I suppose we should give Santorum a bit of leeway here. The constitution and the founders are not the same thing (though to hear these guys talk about it you wouldn’t know). But, given the radical right’s love affair with the founding fathers, we can certainly understand the discriminatory and imperialistic undertone of Santorum’s remarks. Indeed, he would be right at home with, say, someone like Benjamin Franklin. He felt the same way … about the Germans

Why should Pennsylvania, founded by the English, become a Colony of Aliens, who will shortly be so numerous as to Germanize us instead of our Anglifying them, and will never adopt our Language or Customs, any more than they can acquire our Complexion. 

Why was Franklin so nervous about the obviously-not-white Germans? In the next paragraph he continues:

the Number of purely white People in the World is proportionably very small. All Africa is black or tawny. Asia chiefly tawny. America (exclusive of the new Comers) wholly so. And in Europe, the Spaniards, Italians, French, Russians and Swedes, are generally of what we call a swarthy Complexion; as are the Germans also, the Saxons only excepted, who with the English, make the principal Body of White People on the Face of the Earth. I could wish their Numbers were increased. 

So, it’s obvious. Let the Germans run roughshod over Pennsylvania and we run the risk of ruining the white race, in general. Now, to us in the twenty-first century the notion that Germans are somehow not white seems absurd, but what shouldn’t be absurd is the American quest for racial purity. I don’t think it’s going to far to say that that quest is part of our political DNA, built into the system of laws that held up the institution of slavery and then Jim Crow segregation which followed. This quest for racial purity dominated the first 200 years of American constitutional law. It’s a legacy that the nation is now trying in good conscience to undo. Well, the nation except Rick Santorum. 

Ironically, that quest for purity is not explicitly built into American expansion. The Northwest Ordinance of 1787 (one of the only laws written during the Articles of Confederation to have lasting importance after the adoption of the federal constitution) established the precedence for the federal government acquiring territory beyond the original 13 colonies and the creation of new states from that territory. There were three stages of government for new territories, leading to statehood. First, Congress would appoint a governor, secretary and three judges. Once the territory had at least 5,000 inhabitants, those residents could elect a territorial assembly and send one non-voting member to congress. Finally, with 60,000, the residents could petition Congress for statehood, draft a constitution, and then become a state. 

Simple, right? So what were the requirements for the state constitution? That “the constitution and government so to be formed, shall be republican, and in conformity to the principles contained in these articles; and, so far as it can be consistent with the general interest of the confederacy.” Also, for the Northwest territories, that there be freedom of religion, the right to a writ of habeas corpus, the benefit of trial by jury, and no slavery.
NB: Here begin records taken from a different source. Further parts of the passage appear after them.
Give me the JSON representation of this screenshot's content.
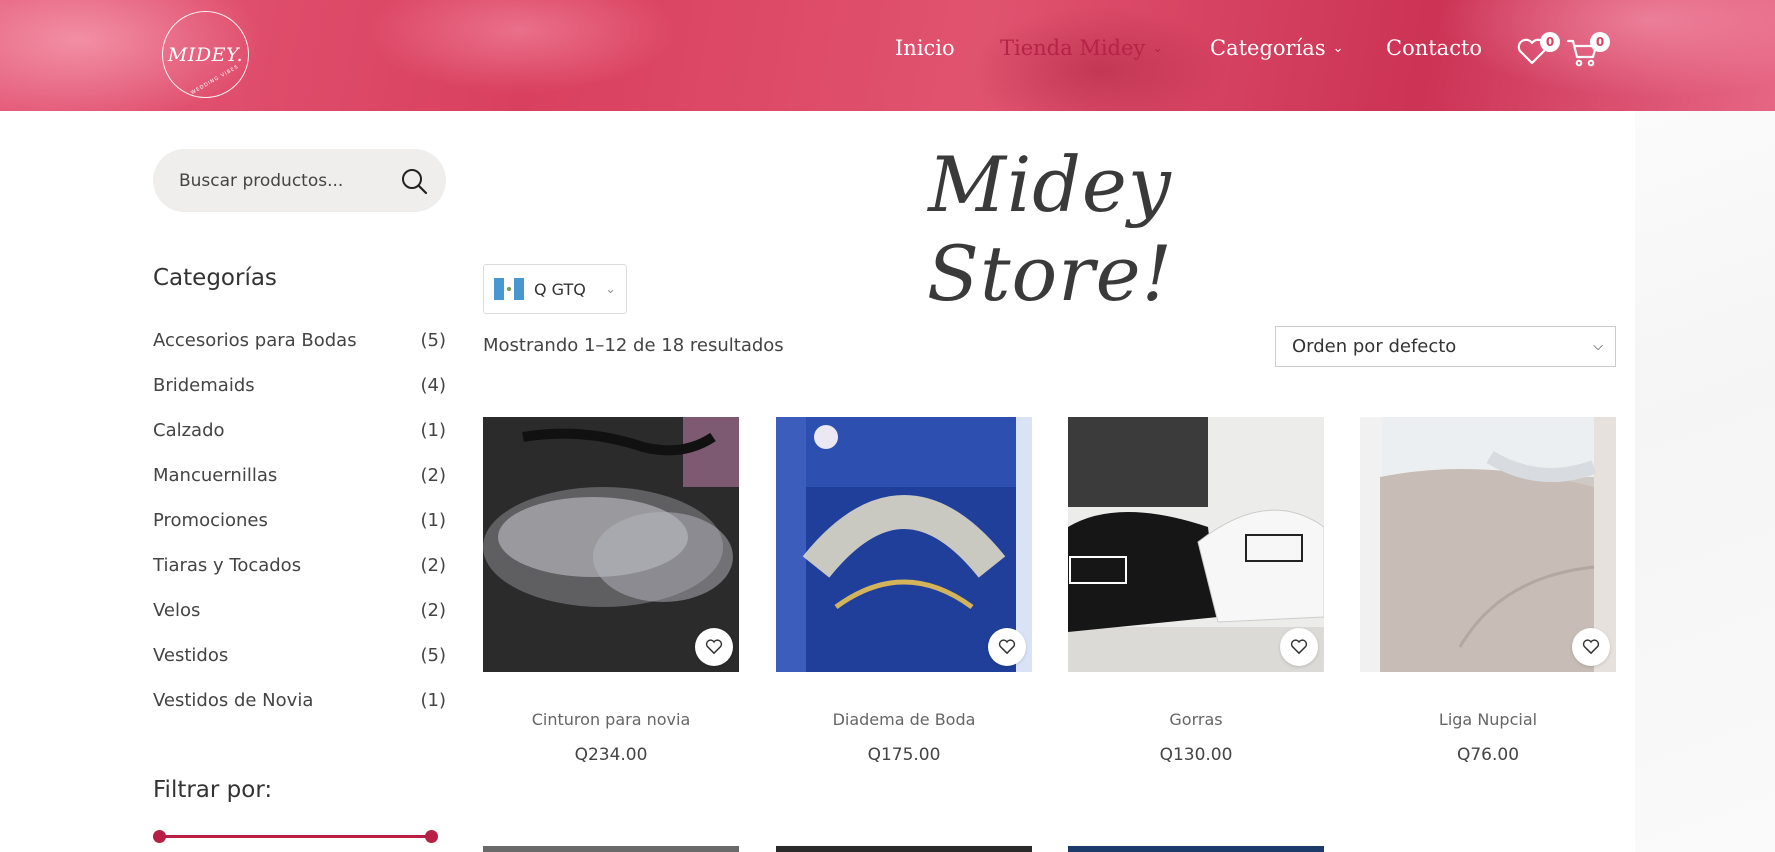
{
  "header": {
    "logo_text": "MIDEY.",
    "logo_subtext": "WEDDING VIBES",
    "nav": [
      {
        "label": "Inicio",
        "has_dropdown": false,
        "active": false
      },
      {
        "label": "Tienda Midey",
        "has_dropdown": true,
        "active": true
      },
      {
        "label": "Categorías",
        "has_dropdown": true,
        "active": false
      },
      {
        "label": "Contacto",
        "has_dropdown": false,
        "active": false
      }
    ],
    "wishlist_count": "0",
    "cart_count": "0"
  },
  "search": {
    "placeholder": "Buscar productos..."
  },
  "sidebar": {
    "categories_title": "Categorías",
    "categories": [
      {
        "name": "Accesorios para Bodas",
        "count": "(5)"
      },
      {
        "name": "Bridemaids",
        "count": "(4)"
      },
      {
        "name": "Calzado",
        "count": "(1)"
      },
      {
        "name": "Mancuernillas",
        "count": "(2)"
      },
      {
        "name": "Promociones",
        "count": "(1)"
      },
      {
        "name": "Tiaras y Tocados",
        "count": "(2)"
      },
      {
        "name": "Velos",
        "count": "(2)"
      },
      {
        "name": "Vestidos",
        "count": "(5)"
      },
      {
        "name": "Vestidos de Novia",
        "count": "(1)"
      }
    ],
    "filter_title": "Filtrar por:",
    "price_range_selected": [
      0,
      1
    ]
  },
  "main": {
    "store_title": "Midey Store!",
    "currency": "Q GTQ",
    "result_count": "Mostrando 1–12 de 18 resultados",
    "orderby": "Orden por defecto",
    "products": [
      {
        "name": "Cinturon para novia",
        "price": "Q234.00",
        "image": "rhinestone-belt"
      },
      {
        "name": "Diadema de Boda",
        "price": "Q175.00",
        "image": "crystal-tiara"
      },
      {
        "name": "Gorras",
        "price": "Q130.00",
        "image": "mr-mrs-caps"
      },
      {
        "name": "Liga Nupcial",
        "price": "Q76.00",
        "image": "bridal-garter"
      }
    ]
  },
  "colors": {
    "brand_pink": "#d9405f",
    "accent_red": "#b81f45"
  }
}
This had founders written all over it. Well, Thomas Jefferson at least. 

No language requirement. At all. What’s more, there is still no federal law mandating an official language of the United States. How could Rick Santorum, former federal lawmaker and candidate to be the nation’s chief executive, not know this basic lesson in history and civics? How can someone who claims to know the original intent of the founders, and who is in Puerto Rico on a campaign stop not know the basic laws governing the entry of states into the union?
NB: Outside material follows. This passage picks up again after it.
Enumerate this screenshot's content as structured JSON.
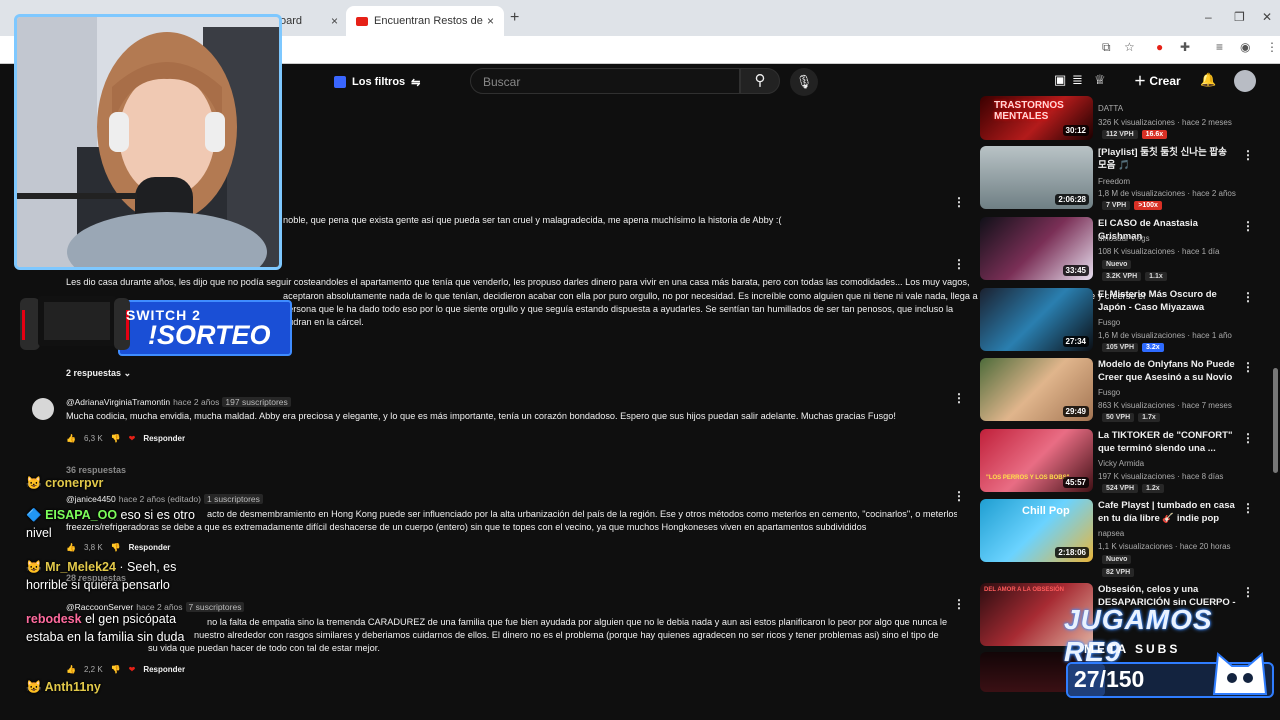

This is a frightening story on a number of levels. It’s frightening that Santorum lacks such a basic understanding of the constitution. It’s all the worse that he would fill that gap so quickly with racist pandering.